*** Extracted information Section Begins ***

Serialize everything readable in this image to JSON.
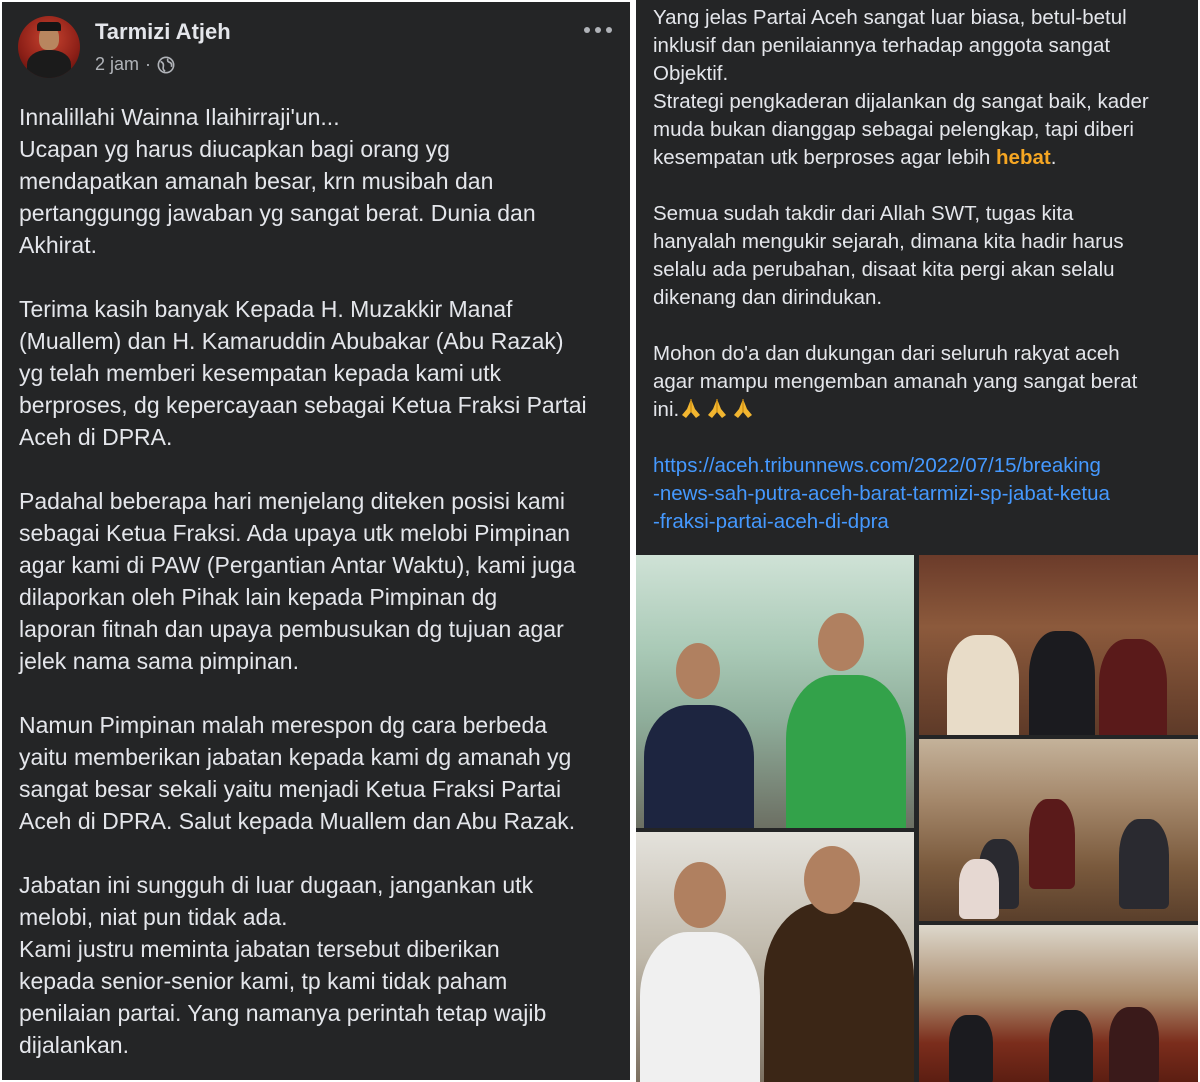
{
  "left": {
    "author": "Tarmizi Atjeh",
    "time": "2 jam",
    "separator": "·",
    "paragraphs": [
      [
        "Innalillahi Wainna Ilaihirraji'un...",
        "Ucapan yg harus diucapkan bagi orang yg",
        "mendapatkan amanah besar, krn musibah dan",
        "pertanggungg jawaban yg sangat berat. Dunia dan",
        "Akhirat."
      ],
      [
        "Terima kasih banyak Kepada H. Muzakkir Manaf",
        "(Muallem) dan H. Kamaruddin Abubakar (Abu Razak)",
        "yg telah memberi kesempatan kepada kami utk",
        "berproses, dg kepercayaan sebagai Ketua Fraksi Partai",
        "Aceh di DPRA."
      ],
      [
        "Padahal beberapa hari menjelang diteken posisi kami",
        "sebagai Ketua Fraksi. Ada upaya utk melobi Pimpinan",
        "agar kami di PAW (Pergantian Antar Waktu), kami juga",
        "dilaporkan oleh Pihak lain kepada Pimpinan dg",
        "laporan fitnah dan upaya pembusukan dg tujuan agar",
        "jelek nama sama pimpinan."
      ],
      [
        "Namun Pimpinan malah merespon dg cara berbeda",
        "yaitu memberikan jabatan kepada kami dg amanah yg",
        "sangat besar sekali yaitu menjadi Ketua Fraksi Partai",
        "Aceh di DPRA. Salut kepada Muallem dan Abu Razak."
      ],
      [
        "Jabatan ini sungguh di luar dugaan, jangankan utk",
        "melobi, niat pun tidak ada.",
        "Kami justru meminta jabatan tersebut diberikan",
        "kepada senior-senior kami, tp kami tidak paham",
        "penilaian partai. Yang namanya perintah tetap wajib",
        "dijalankan."
      ]
    ]
  },
  "right": {
    "para1": [
      "Yang jelas Partai Aceh sangat luar biasa, betul-betul",
      "inklusif dan penilaiannya terhadap anggota sangat",
      "Objektif.",
      "Strategi pengkaderan dijalankan dg sangat baik, kader",
      "muda bukan dianggap sebagai pelengkap, tapi diberi"
    ],
    "para1_last_prefix": "kesempatan utk berproses agar lebih ",
    "para1_highlight": "hebat",
    "para1_last_suffix": ".",
    "para2": [
      "Semua sudah takdir dari Allah SWT, tugas kita",
      "hanyalah mengukir sejarah, dimana kita hadir harus",
      "selalu ada perubahan, disaat kita pergi akan selalu",
      "dikenang dan dirindukan."
    ],
    "para3": [
      "Mohon do'a dan dukungan dari seluruh rakyat aceh",
      "agar mampu mengemban amanah yang sangat berat"
    ],
    "para3_last": "ini.",
    "link_lines": [
      "https://aceh.tribunnews.com/2022/07/15/breaking",
      "-news-sah-putra-aceh-barat-tarmizi-sp-jabat-ketua",
      "-fraksi-partai-aceh-di-dpra"
    ]
  },
  "colors": {
    "background": "#242526",
    "text": "#e4e6eb",
    "muted": "#b0b3b8",
    "link": "#4599ff",
    "highlight": "#f5a623"
  },
  "icons": [
    "globe-icon",
    "more-options-icon",
    "folded-hands-emoji"
  ]
}
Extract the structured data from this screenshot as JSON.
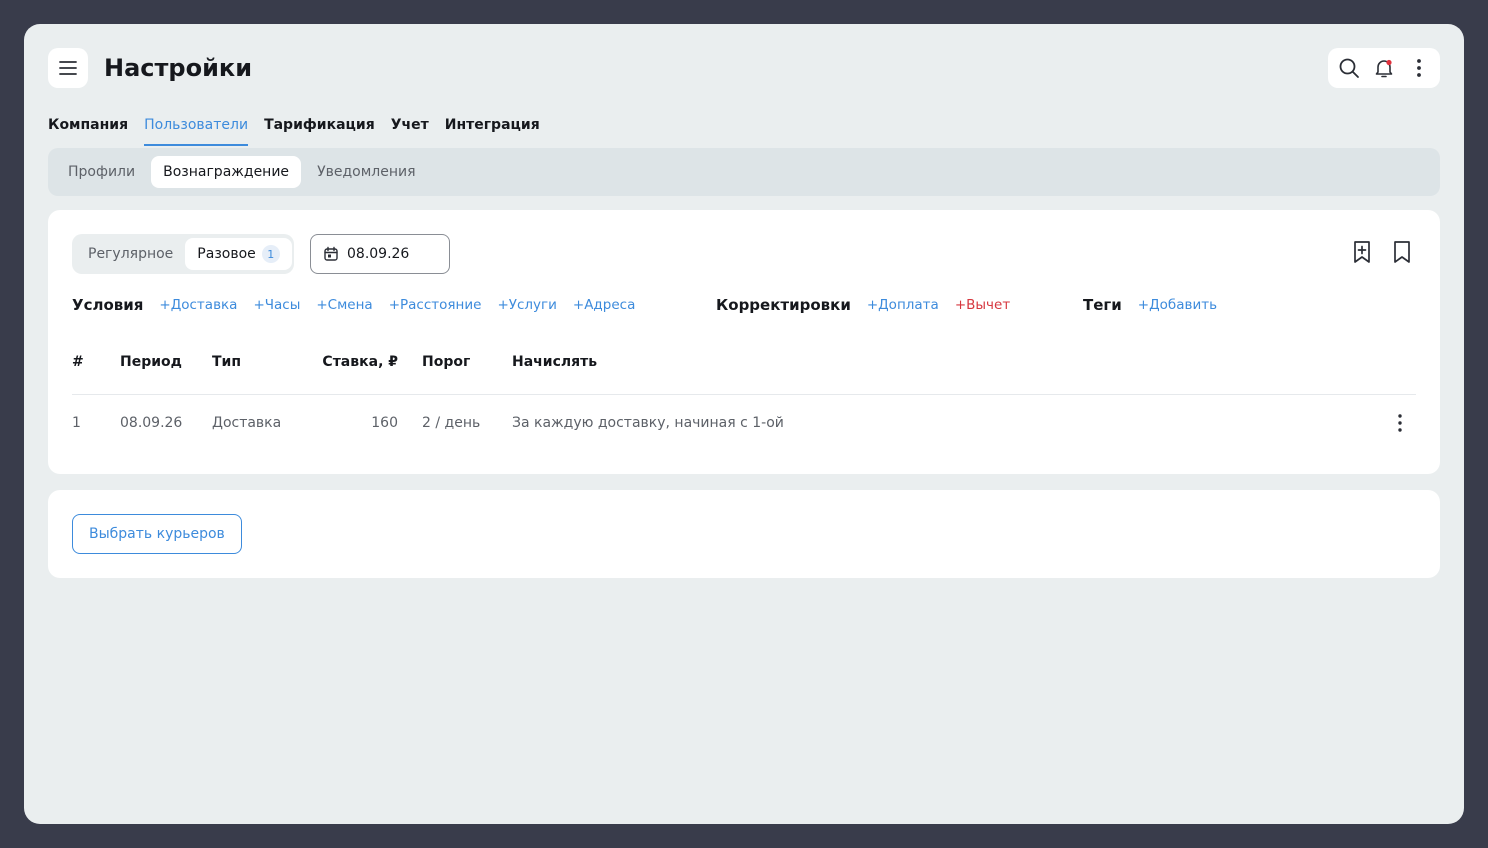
{
  "header": {
    "title": "Настройки",
    "icons": {
      "menu": "hamburger-icon",
      "search": "search-icon",
      "notifications": "bell-icon",
      "more": "more-vertical-icon"
    },
    "notification_dot_color": "#e0303c"
  },
  "tabs": [
    {
      "label": "Компания",
      "active": false
    },
    {
      "label": "Пользователи",
      "active": true
    },
    {
      "label": "Тарификация",
      "active": false
    },
    {
      "label": "Учет",
      "active": false
    },
    {
      "label": "Интеграция",
      "active": false
    }
  ],
  "subtabs": [
    {
      "label": "Профили",
      "active": false
    },
    {
      "label": "Вознаграждение",
      "active": true
    },
    {
      "label": "Уведомления",
      "active": false
    }
  ],
  "reward": {
    "segments": [
      {
        "label": "Регулярное",
        "active": false
      },
      {
        "label": "Разовое",
        "active": true,
        "badge": "1"
      }
    ],
    "date": "08.09.26",
    "conditions": {
      "label": "Условия",
      "links": [
        "+Доставка",
        "+Часы",
        "+Смена",
        "+Расстояние",
        "+Услуги",
        "+Адреса"
      ]
    },
    "corrections": {
      "label": "Корректировки",
      "add": "+Доплата",
      "deduct": "+Вычет"
    },
    "tags": {
      "label": "Теги",
      "add": "+Добавить"
    },
    "table": {
      "headers": [
        "#",
        "Период",
        "Тип",
        "Ставка, ₽",
        "Порог",
        "Начислять"
      ],
      "rows": [
        [
          "1",
          "08.09.26",
          "Доставка",
          "160",
          "2 / день",
          "За каждую доставку, начиная с 1-ой"
        ]
      ]
    }
  },
  "bottom": {
    "select_couriers": "Выбрать курьеров"
  },
  "colors": {
    "accent": "#3d8bdc",
    "danger": "#d6373f",
    "frame": "#393c4b",
    "surface": "#eaeeef"
  }
}
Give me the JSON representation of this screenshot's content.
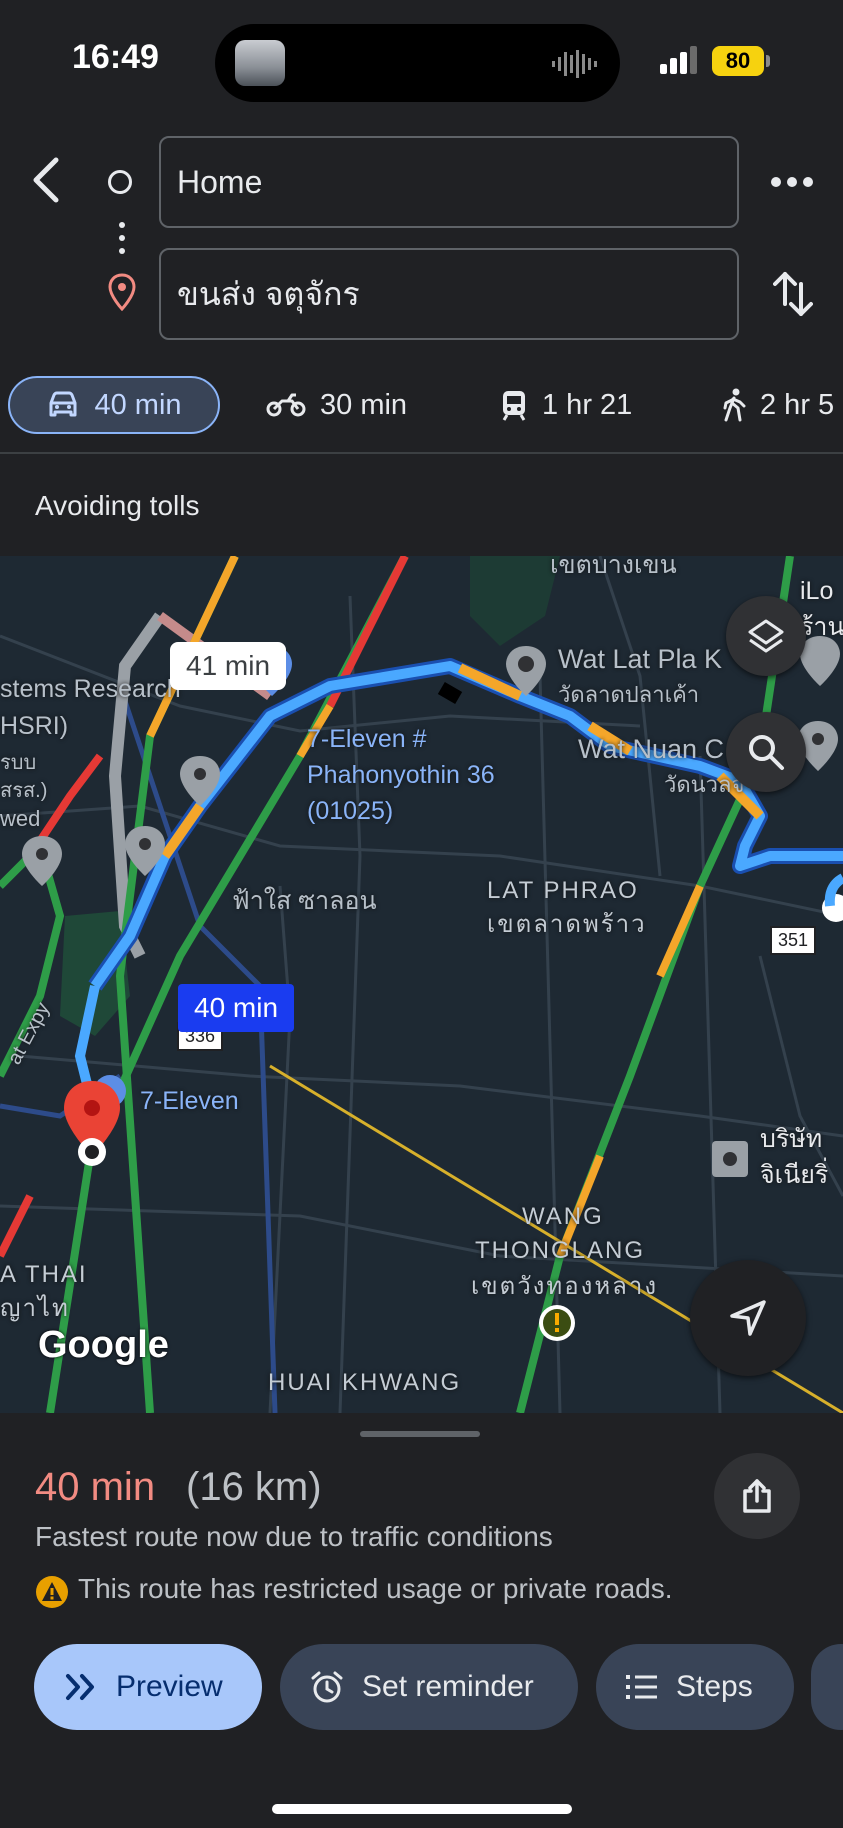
{
  "status": {
    "time": "16:49",
    "battery": "80"
  },
  "header": {
    "origin": "Home",
    "destination": "ขนส่ง จตุจักร"
  },
  "modes": [
    {
      "icon": "car-icon",
      "label": "40 min"
    },
    {
      "icon": "motorcycle-icon",
      "label": "30 min"
    },
    {
      "icon": "train-icon",
      "label": "1 hr 21"
    },
    {
      "icon": "walk-icon",
      "label": "2 hr 5"
    }
  ],
  "options": {
    "avoid": "Avoiding tolls"
  },
  "map": {
    "labels": {
      "systems": "stems Research",
      "hsri": "HSRI)",
      "th1": "รบบ",
      "th2": "สรส.)",
      "wed": "wed",
      "top_thai": "เขตบางเขน",
      "ilo": "iLo",
      "ilo_th": "ร้าน",
      "wat_lat_pla": "Wat Lat Pla K",
      "wat_lat_pla_th": "วัดลาดปลาเค้า",
      "wat_nuan": "Wat Nuan C",
      "wat_nuan_th": "วัดนวลจ",
      "seven_eleven_1": "7-Eleven #",
      "seven_eleven_2": "Phahonyothin 36",
      "seven_eleven_3": "(01025)",
      "fa_sai": "ฟ้าใส ซาลอน",
      "lat_phrao": "LAT PHRAO",
      "lat_phrao_th": "เขตลาดพร้าว",
      "seven_eleven_b": "7-Eleven",
      "company_1": "บริษัท",
      "company_2": "จิเนียริ่",
      "wang_1": "WANG",
      "wang_2": "THONGLANG",
      "wang_th": "เขตวังทองหลาง",
      "phaya_thai": "A THAI",
      "phaya_thai_th": "ญาไท",
      "huai_khwang": "HUAI KHWANG",
      "expy": "at Expy",
      "route_351": "351",
      "route_336": "336"
    },
    "bubble_alt": "41 min",
    "bubble_main": "40 min",
    "logo": "Google"
  },
  "summary": {
    "eta": "40 min",
    "distance": "(16 km)",
    "description": "Fastest route now due to traffic conditions",
    "warning": "This route has restricted usage or private roads."
  },
  "actions": {
    "preview": "Preview",
    "reminder": "Set reminder",
    "steps": "Steps"
  },
  "colors": {
    "route": "#4aa8ff",
    "traffic_green": "#2e9d48",
    "traffic_orange": "#f4a62a",
    "traffic_red": "#e53935",
    "accent": "#8ab4f8"
  }
}
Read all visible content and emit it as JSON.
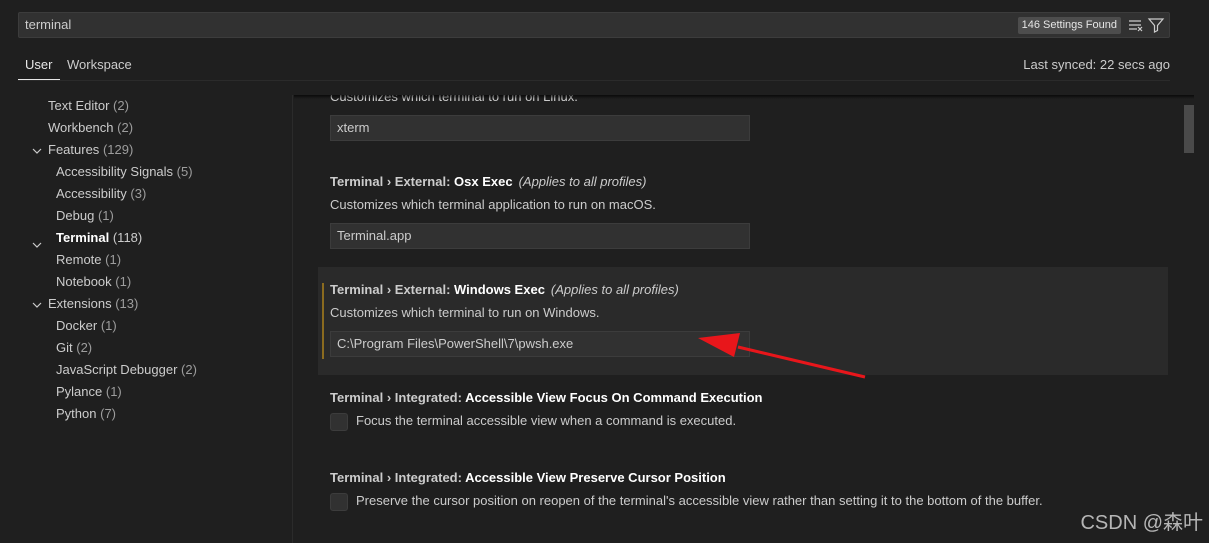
{
  "search": {
    "value": "terminal",
    "results_badge": "146 Settings Found"
  },
  "tabs": {
    "user": "User",
    "workspace": "Workspace",
    "last_synced": "Last synced: 22 secs ago"
  },
  "toc": [
    {
      "label": "Text Editor",
      "count": "(2)"
    },
    {
      "label": "Workbench",
      "count": "(2)"
    },
    {
      "label": "Features",
      "count": "(129)"
    },
    {
      "label": "Accessibility Signals",
      "count": "(5)"
    },
    {
      "label": "Accessibility",
      "count": "(3)"
    },
    {
      "label": "Debug",
      "count": "(1)"
    },
    {
      "label": "Terminal",
      "count": "(118)"
    },
    {
      "label": "Remote",
      "count": "(1)"
    },
    {
      "label": "Notebook",
      "count": "(1)"
    },
    {
      "label": "Extensions",
      "count": "(13)"
    },
    {
      "label": "Docker",
      "count": "(1)"
    },
    {
      "label": "Git",
      "count": "(2)"
    },
    {
      "label": "JavaScript Debugger",
      "count": "(2)"
    },
    {
      "label": "Pylance",
      "count": "(1)"
    },
    {
      "label": "Python",
      "count": "(7)"
    }
  ],
  "settings": {
    "linux": {
      "desc": "Customizes which terminal to run on Linux.",
      "value": "xterm"
    },
    "osx": {
      "category": "Terminal › External: ",
      "name": "Osx Exec",
      "scope": "(Applies to all profiles)",
      "desc": "Customizes which terminal application to run on macOS.",
      "value": "Terminal.app"
    },
    "windows": {
      "category": "Terminal › External: ",
      "name": "Windows Exec",
      "scope": "(Applies to all profiles)",
      "desc": "Customizes which terminal to run on Windows.",
      "value": "C:\\Program Files\\PowerShell\\7\\pwsh.exe"
    },
    "focus_cmd": {
      "category": "Terminal › Integrated: ",
      "name": "Accessible View Focus On Command Execution",
      "desc": "Focus the terminal accessible view when a command is executed."
    },
    "preserve_cursor": {
      "category": "Terminal › Integrated: ",
      "name": "Accessible View Preserve Cursor Position",
      "desc": "Preserve the cursor position on reopen of the terminal's accessible view rather than setting it to the bottom of the buffer."
    }
  },
  "colors": {
    "annotation_arrow": "#e8161b",
    "focus_indicator": "#8b6b1f"
  },
  "watermark": "CSDN @森叶"
}
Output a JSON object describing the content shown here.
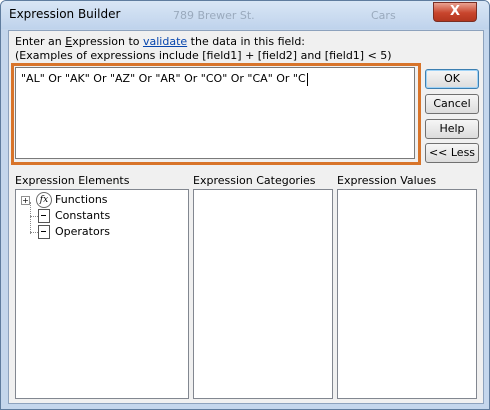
{
  "window": {
    "title": "Expression Builder",
    "ghost_text_1": "789 Brewer St.",
    "ghost_text_2": "Cars",
    "close_symbol": "X"
  },
  "prompt": {
    "line1_before": "Enter an ",
    "line1_underlined": "E",
    "line1_after_u": "xpression to ",
    "link_text": "validate",
    "line1_end": " the data in this field:",
    "line2": "(Examples of expressions include [field1] + [field2] and [field1] < 5)"
  },
  "expression": {
    "value": "\"AL\" Or \"AK\" Or \"AZ\" Or \"AR\" Or \"CO\" Or \"CA\" Or \"C"
  },
  "buttons": {
    "ok": "OK",
    "cancel": "Cancel",
    "help": "Help",
    "less": "<< Less"
  },
  "panels": {
    "elements_header": "Expression Elements",
    "categories_header": "Expression Categories",
    "values_header": "Expression Values"
  },
  "tree": {
    "items": [
      {
        "label": "Functions",
        "icon": "function-fx-icon",
        "expander": "+"
      },
      {
        "label": "Constants",
        "icon": "constants-folder-icon"
      },
      {
        "label": "Operators",
        "icon": "operators-folder-icon"
      }
    ]
  },
  "colors": {
    "highlight_border": "#d8742a",
    "link": "#0645ad"
  }
}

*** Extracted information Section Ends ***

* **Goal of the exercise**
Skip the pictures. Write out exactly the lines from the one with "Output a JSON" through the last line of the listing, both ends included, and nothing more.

* **Solution to the problem**
Output a JSON object describing the content shown here.
{
  "window": {
    "title": "Expression Builder",
    "ghost_text_1": "789 Brewer St.",
    "ghost_text_2": "Cars",
    "close_symbol": "X"
  },
  "prompt": {
    "line1_before": "Enter an ",
    "line1_underlined": "E",
    "line1_after_u": "xpression to ",
    "link_text": "validate",
    "line1_end": " the data in this field:",
    "line2": "(Examples of expressions include [field1] + [field2] and [field1] < 5)"
  },
  "expression": {
    "value": "\"AL\" Or \"AK\" Or \"AZ\" Or \"AR\" Or \"CO\" Or \"CA\" Or \"C"
  },
  "buttons": {
    "ok": "OK",
    "cancel": "Cancel",
    "help": "Help",
    "less": "<< Less"
  },
  "panels": {
    "elements_header": "Expression Elements",
    "categories_header": "Expression Categories",
    "values_header": "Expression Values"
  },
  "tree": {
    "items": [
      {
        "label": "Functions",
        "icon": "function-fx-icon",
        "expander": "+"
      },
      {
        "label": "Constants",
        "icon": "constants-folder-icon"
      },
      {
        "label": "Operators",
        "icon": "operators-folder-icon"
      }
    ]
  },
  "colors": {
    "highlight_border": "#d8742a",
    "link": "#0645ad"
  }
}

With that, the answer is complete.